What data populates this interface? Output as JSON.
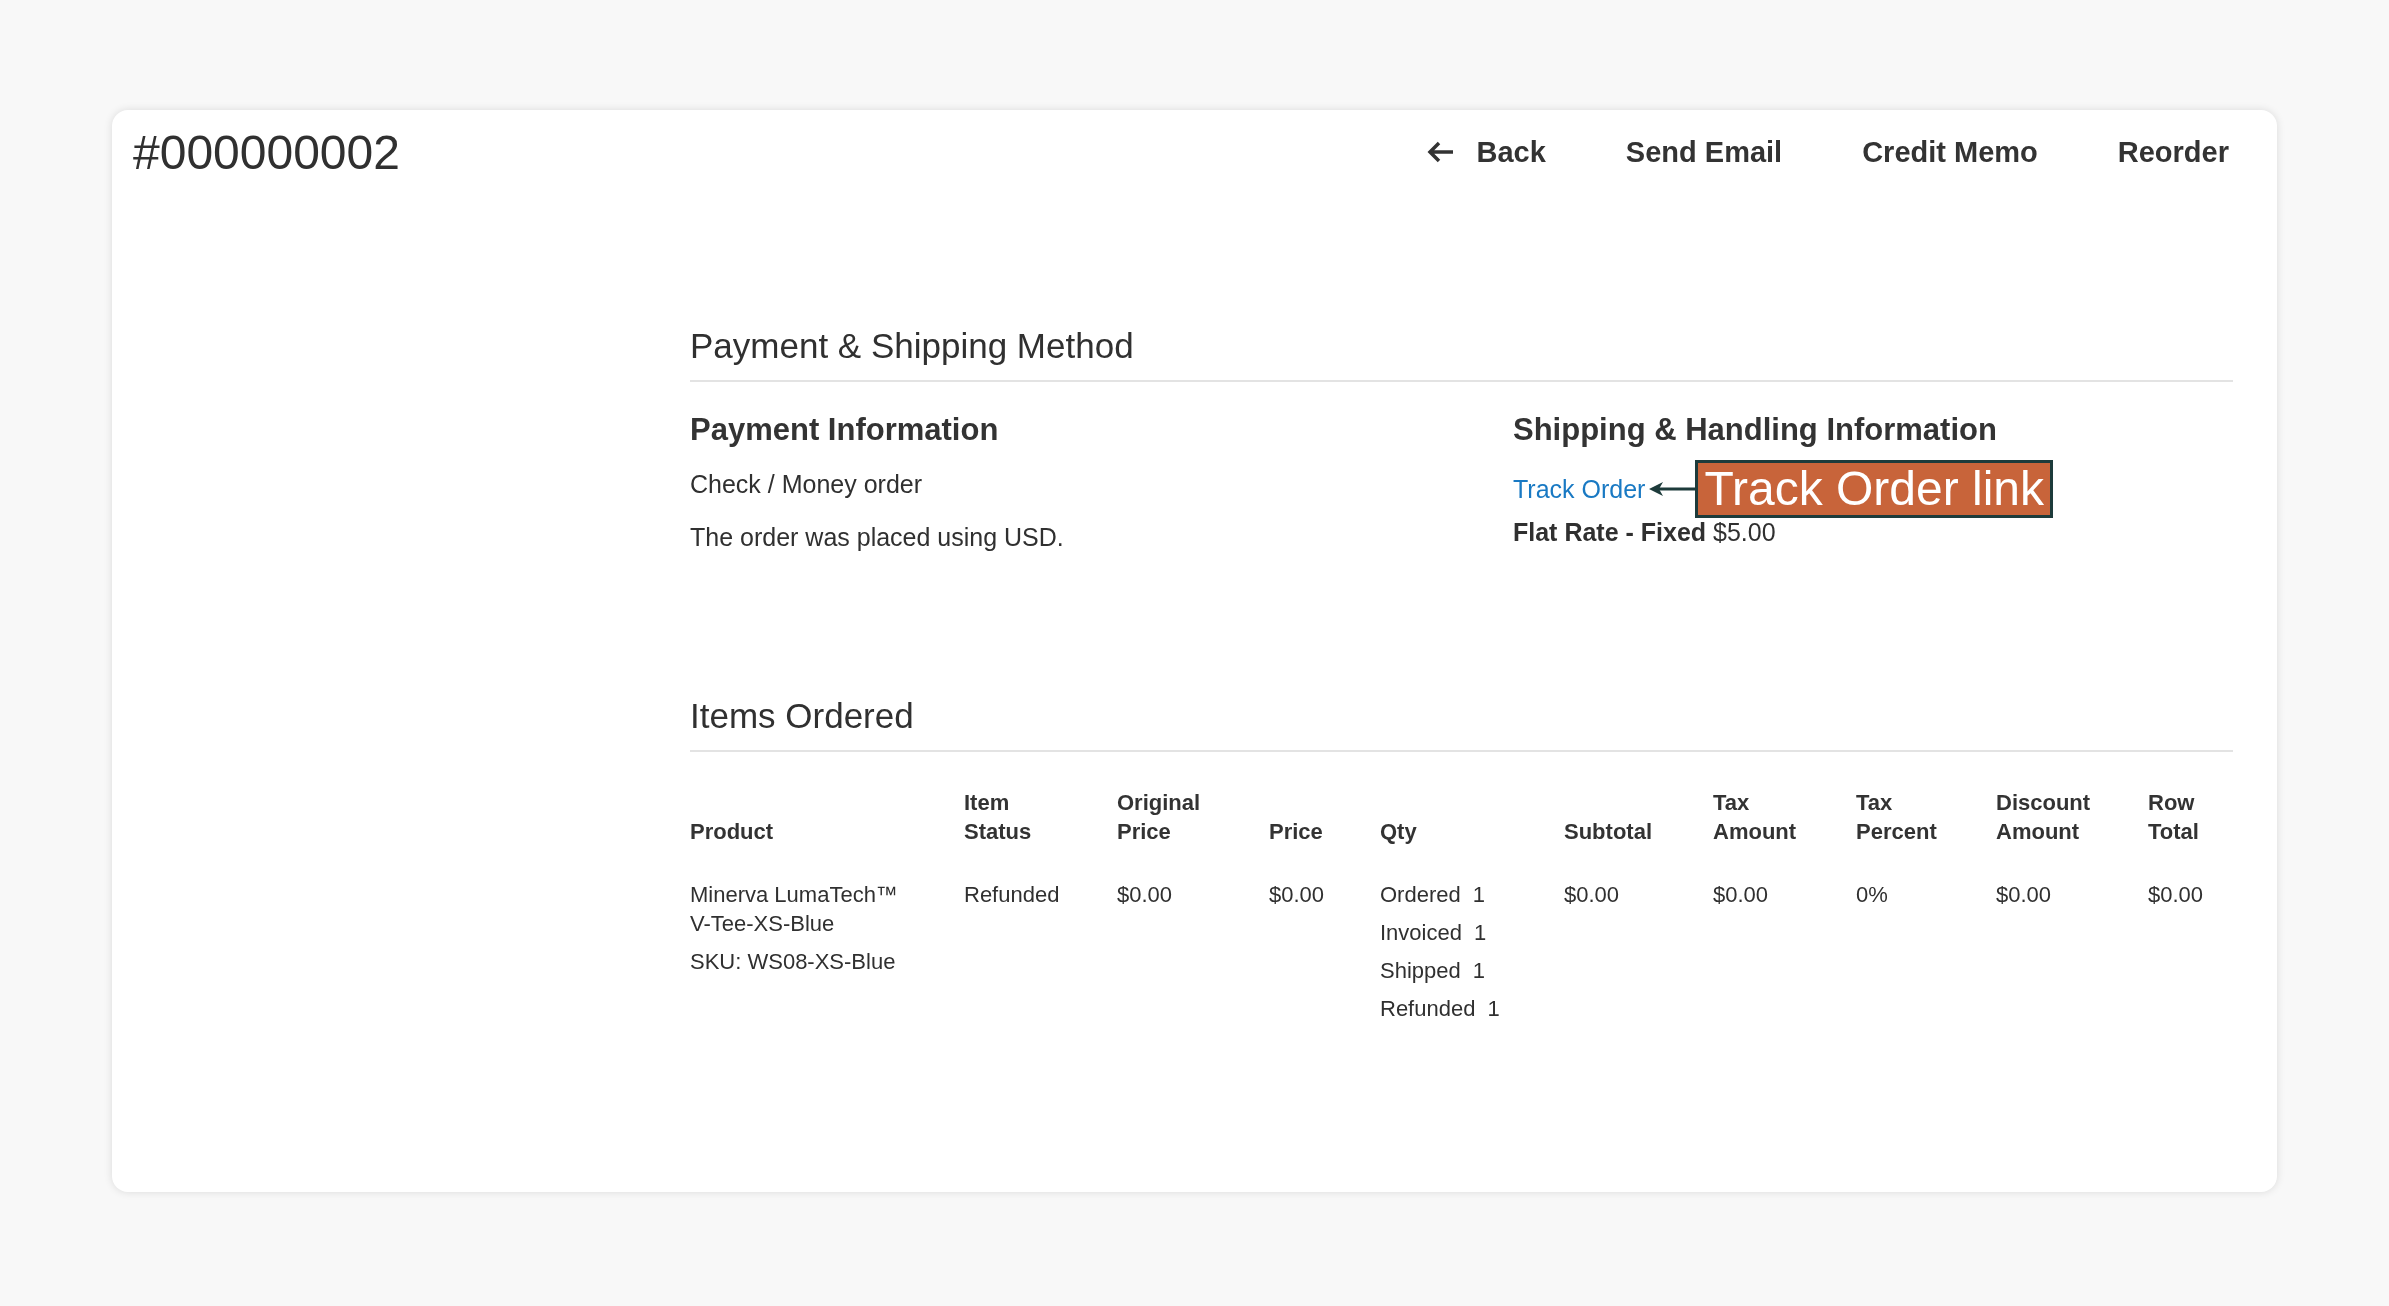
{
  "header": {
    "title": "#000000002",
    "actions": [
      {
        "label": "Back",
        "kind": "back"
      },
      {
        "label": "Send Email",
        "kind": "plain"
      },
      {
        "label": "Credit Memo",
        "kind": "plain"
      },
      {
        "label": "Reorder",
        "kind": "plain"
      }
    ]
  },
  "payment_shipping": {
    "title": "Payment & Shipping Method",
    "payment": {
      "title": "Payment Information",
      "lines": [
        "Check / Money order",
        "The order was placed using USD."
      ]
    },
    "shipping": {
      "title": "Shipping & Handling Information",
      "track_link": "Track Order",
      "method_label": "Flat Rate - Fixed",
      "method_price": "$5.00"
    }
  },
  "annotation": {
    "label": "Track Order link"
  },
  "items": {
    "title": "Items Ordered",
    "columns": [
      "Product",
      "Item Status",
      "Original Price",
      "Price",
      "Qty",
      "Subtotal",
      "Tax Amount",
      "Tax Percent",
      "Discount Amount",
      "Row Total"
    ],
    "rows": [
      {
        "product_name": "Minerva LumaTech™ V-Tee-XS-Blue",
        "sku": "SKU: WS08-XS-Blue",
        "status": "Refunded",
        "original_price": "$0.00",
        "price": "$0.00",
        "qty": [
          {
            "label": "Ordered",
            "value": "1"
          },
          {
            "label": "Invoiced",
            "value": "1"
          },
          {
            "label": "Shipped",
            "value": "1"
          },
          {
            "label": "Refunded",
            "value": "1"
          }
        ],
        "subtotal": "$0.00",
        "tax_amount": "$0.00",
        "tax_percent": "0%",
        "discount_amount": "$0.00",
        "row_total": "$0.00"
      }
    ]
  }
}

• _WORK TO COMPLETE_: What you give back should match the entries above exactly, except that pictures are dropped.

• _SOLUTION_:
What data populates this interface? Output as JSON.
{
  "header": {
    "title": "#000000002",
    "actions": [
      {
        "label": "Back",
        "kind": "back"
      },
      {
        "label": "Send Email",
        "kind": "plain"
      },
      {
        "label": "Credit Memo",
        "kind": "plain"
      },
      {
        "label": "Reorder",
        "kind": "plain"
      }
    ]
  },
  "payment_shipping": {
    "title": "Payment & Shipping Method",
    "payment": {
      "title": "Payment Information",
      "lines": [
        "Check / Money order",
        "The order was placed using USD."
      ]
    },
    "shipping": {
      "title": "Shipping & Handling Information",
      "track_link": "Track Order",
      "method_label": "Flat Rate - Fixed",
      "method_price": "$5.00"
    }
  },
  "annotation": {
    "label": "Track Order link"
  },
  "items": {
    "title": "Items Ordered",
    "columns": [
      "Product",
      "Item Status",
      "Original Price",
      "Price",
      "Qty",
      "Subtotal",
      "Tax Amount",
      "Tax Percent",
      "Discount Amount",
      "Row Total"
    ],
    "rows": [
      {
        "product_name": "Minerva LumaTech™ V-Tee-XS-Blue",
        "sku": "SKU: WS08-XS-Blue",
        "status": "Refunded",
        "original_price": "$0.00",
        "price": "$0.00",
        "qty": [
          {
            "label": "Ordered",
            "value": "1"
          },
          {
            "label": "Invoiced",
            "value": "1"
          },
          {
            "label": "Shipped",
            "value": "1"
          },
          {
            "label": "Refunded",
            "value": "1"
          }
        ],
        "subtotal": "$0.00",
        "tax_amount": "$0.00",
        "tax_percent": "0%",
        "discount_amount": "$0.00",
        "row_total": "$0.00"
      }
    ]
  }
}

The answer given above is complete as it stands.